On March 13, 2004, Sprawl-Busters posted a story about the battle in Hemet, California to stop a Wal-Mart superstore. The citizens went to Riverside Superior court to try to block the superstore. Their suit was against the city, the developer, and Wal-Mart. One city Councilman told Press-Enterprise newspaper, “I wish there was some way we could help these people understand that this is a good thing for the valley.” The group hired Temecula, California-based lawyer Ray Johnson, who had sued Wal-Mart before on behalf of residents. “The goal is to minimize the impact of Wal-Mart on the people,” Johnson said. “If that means no Wal-Mart, so be it.” The store was eventually built 50 feet from the homes of some neighbors. Given this backdrop, residents in Hemet woke up to some better news this week, when it was reported by the Press-Enterprise that Wal-Mart’s plans to add a Sam’s Club to its holdings in Hemet, have been scrubbed. The newspaper called it a “long-planned Sam’s Club” on Florida Avenue, and indicated that now Wal-Mart will have to sell its property. Hemet Assistant City Manager Duane Baker blamed “the weakening economy” on Wal-Mart’s hemorrhaging in Hemet. “They’re not building anywhere in the valley,” Baker told the newspaper. “We would have loved to have them.” A Wal-Mart spokesman added, “We just don’t have plans right now to move forward with that application. We’re going to have very strategic growth and focus our capital resources” in more profitable areas, he said. This Sam’s Club proposal dates back three years, when Wal-Mart unveiled a plan to raze their former Wal-Mart building, which was shut down to accommodate their supercenter. When the new superstore opened in 2004, the “old” Wal-Mart, all 130,226 s.f. of it, was abandoned. With plans to tear it down, Wal-Mart said it wanted to build a 135,000 s..f Sam’s Club, with a gas station in the parking lot. But since that 2005 announcement, nothing happened on the property. The empty Wal-Mart was never torn down. It is still listed for sale or lease afer four years. The property is described as a “free-standing building adjacent to Hemet Town Center with Regal Cinema 12-Plex, McDonald’s and Chuck E. Cheese.” The 13.5 acre site is advertised by a real estate company from Ontario, California as being “across from Hemet Valley Mall, a 252,000 SF enclosed regional mall anchored by JCPenney, Sears, and Gottschalks.” Wal-Mart said all along that the lack of activity over the past several years did not mean they had abandoned their project. They said they were considered other ways to use the building, perhaps refurbishing the building instead of demolishing it. The company said Sam’s Club shoppers can still travel to nearby Riverside and Murrieta, California for the same shopping experience. As always, Wal-Mart left the door open on their future plans, so that residents can never really relax and move on to other concerns. “Hemet is growing. We’re optimistic, someday we’ll be able to build there,” Wal-Mart told the Press-Enterprise. Assistant City Manager Baker said Wal-Mart’s pull out was a disappointment. But he said the city would not be hurt financially by the deal’s collapse, because the city’s budget has not assumed any revenue from the former Wal-Mart building.

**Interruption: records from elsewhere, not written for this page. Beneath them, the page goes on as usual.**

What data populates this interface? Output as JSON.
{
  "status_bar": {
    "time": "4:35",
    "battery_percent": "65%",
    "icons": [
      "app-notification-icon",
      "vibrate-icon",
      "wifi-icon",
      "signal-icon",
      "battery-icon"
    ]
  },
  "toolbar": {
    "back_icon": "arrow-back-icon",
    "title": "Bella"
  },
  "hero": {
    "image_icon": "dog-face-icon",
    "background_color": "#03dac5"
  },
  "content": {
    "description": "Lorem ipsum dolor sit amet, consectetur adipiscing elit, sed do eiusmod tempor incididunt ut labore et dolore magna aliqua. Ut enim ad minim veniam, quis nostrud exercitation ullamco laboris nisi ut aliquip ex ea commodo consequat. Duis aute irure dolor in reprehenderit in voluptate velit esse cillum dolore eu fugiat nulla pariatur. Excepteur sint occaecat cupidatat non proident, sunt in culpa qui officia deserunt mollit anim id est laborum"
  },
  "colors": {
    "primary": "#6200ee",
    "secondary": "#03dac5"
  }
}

Hemet said Yes to a superstore — over the objections of its residents, who took them to court — and now they are reaping the results: an empty building nearly the size of three football fields along one of its main commercial corridors. After four years sitting empty, the prospect of this property being fully recycled are slim. Wal-Mart currently lists more than 1,012 properties across the country it is trying to sell or lease. The Hemet experience illustrates the environmentally wasteful policy Wal-Mart has adopted of abandoning very large stores, only to erect larger ones down the road. The abandoned properties can sit for years on the market, deteriorating, becoming blighted. Hemet gained very little economically from the switch from a discount store to a superstore. Area grocery stores felt the impact, but sales taxes would not have jumped much, because most of the “new” sales at the Wal-Mart came from the old Wal-Mart, which went dark. Readers are urged to email Assistant City Manager Duane Baker by going to: http://www.cityofhemet.org/forms/cmanager_email.htm, and sending the following message: “Dear Mr. Baker, Now that Wal-Mart has left Hemet at the altar, and your Sam’s Club plan has evaporated, perhaps its time for Hemet to seriously consider passing a zoning ordinance that limits the size of retail buildings, and requires developers to tear down any store they build that remains vacant for longer than 24 months, so that you are not subject to the whim of big box chain stores. How long is that eyesore going to remain on Florida Avenue? You are now stuck with a huge dead building along your main commercial corridor. Your supercenter tax base took away your discount store tax base, and, as you have noted, your budget now cannot rely on any sales taxes from the empty Wal-Mart. These chain stores are playing a game of retail musical chairs with Hemet, and your zoning code has allowed this to happen. You should not be ‘disappointed’ by Wal-Mart, you should be frustrated that they have left you with a big hole in your retail infrastructure.”